* **What is required**
Using the data below, gather each line that includes the word "shall".

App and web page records
########
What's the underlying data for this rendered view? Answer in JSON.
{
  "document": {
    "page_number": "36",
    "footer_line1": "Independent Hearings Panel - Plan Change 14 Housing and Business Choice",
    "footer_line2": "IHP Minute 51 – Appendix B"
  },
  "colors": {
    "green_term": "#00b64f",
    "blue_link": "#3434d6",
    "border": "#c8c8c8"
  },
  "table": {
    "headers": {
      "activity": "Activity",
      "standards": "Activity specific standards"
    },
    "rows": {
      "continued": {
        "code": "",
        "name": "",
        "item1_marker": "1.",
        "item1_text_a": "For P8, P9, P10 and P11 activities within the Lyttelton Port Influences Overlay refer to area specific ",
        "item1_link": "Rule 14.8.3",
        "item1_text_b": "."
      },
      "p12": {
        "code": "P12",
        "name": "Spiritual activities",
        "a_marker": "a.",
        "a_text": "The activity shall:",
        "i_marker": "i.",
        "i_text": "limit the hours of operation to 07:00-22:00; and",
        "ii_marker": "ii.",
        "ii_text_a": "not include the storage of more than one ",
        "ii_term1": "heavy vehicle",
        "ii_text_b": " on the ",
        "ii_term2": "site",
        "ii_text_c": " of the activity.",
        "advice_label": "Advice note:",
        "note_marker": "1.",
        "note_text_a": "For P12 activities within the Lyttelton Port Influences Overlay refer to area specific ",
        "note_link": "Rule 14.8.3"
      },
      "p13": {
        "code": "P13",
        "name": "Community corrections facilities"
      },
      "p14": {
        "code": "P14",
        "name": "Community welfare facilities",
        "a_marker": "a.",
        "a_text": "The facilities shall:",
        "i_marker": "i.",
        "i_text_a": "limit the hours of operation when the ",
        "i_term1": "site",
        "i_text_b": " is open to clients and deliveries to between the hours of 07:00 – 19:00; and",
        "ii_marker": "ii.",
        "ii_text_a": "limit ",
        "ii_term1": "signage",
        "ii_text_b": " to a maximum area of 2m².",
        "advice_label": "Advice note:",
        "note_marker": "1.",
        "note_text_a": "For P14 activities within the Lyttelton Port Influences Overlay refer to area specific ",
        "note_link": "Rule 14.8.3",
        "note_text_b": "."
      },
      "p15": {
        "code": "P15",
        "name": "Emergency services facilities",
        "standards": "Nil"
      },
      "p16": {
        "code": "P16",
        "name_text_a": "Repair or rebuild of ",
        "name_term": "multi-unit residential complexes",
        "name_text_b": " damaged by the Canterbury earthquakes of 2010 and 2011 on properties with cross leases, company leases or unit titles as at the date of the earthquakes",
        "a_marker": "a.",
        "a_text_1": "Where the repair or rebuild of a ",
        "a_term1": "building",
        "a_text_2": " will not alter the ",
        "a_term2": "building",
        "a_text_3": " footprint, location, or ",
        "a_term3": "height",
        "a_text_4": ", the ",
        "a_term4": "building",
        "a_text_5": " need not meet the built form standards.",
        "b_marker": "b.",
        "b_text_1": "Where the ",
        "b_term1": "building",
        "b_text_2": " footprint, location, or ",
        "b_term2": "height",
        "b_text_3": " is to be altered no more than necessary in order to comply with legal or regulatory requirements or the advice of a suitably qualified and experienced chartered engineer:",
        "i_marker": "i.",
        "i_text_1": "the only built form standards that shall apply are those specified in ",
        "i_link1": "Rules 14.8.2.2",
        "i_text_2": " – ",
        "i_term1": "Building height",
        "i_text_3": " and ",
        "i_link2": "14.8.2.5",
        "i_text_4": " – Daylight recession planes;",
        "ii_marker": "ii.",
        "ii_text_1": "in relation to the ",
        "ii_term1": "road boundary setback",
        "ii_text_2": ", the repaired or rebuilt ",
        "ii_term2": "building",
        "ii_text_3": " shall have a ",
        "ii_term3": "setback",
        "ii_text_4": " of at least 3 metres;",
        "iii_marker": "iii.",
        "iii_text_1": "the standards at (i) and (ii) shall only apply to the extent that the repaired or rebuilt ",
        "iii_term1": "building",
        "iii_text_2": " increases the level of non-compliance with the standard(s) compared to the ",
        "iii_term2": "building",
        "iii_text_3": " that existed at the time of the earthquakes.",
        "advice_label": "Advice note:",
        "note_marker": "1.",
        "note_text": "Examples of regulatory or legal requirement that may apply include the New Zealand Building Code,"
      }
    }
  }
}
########
* **Expected answer**
        "a_text": "The activity shall:",
        "a_text": "The facilities shall:",
        "i_text_1": "the only built form standards that shall apply are those specified in ",
        "ii_text_3": " shall have a ",
        "iii_text_1": "the standards at (i) and (ii) shall only apply to the extent that the repaired or rebuilt ",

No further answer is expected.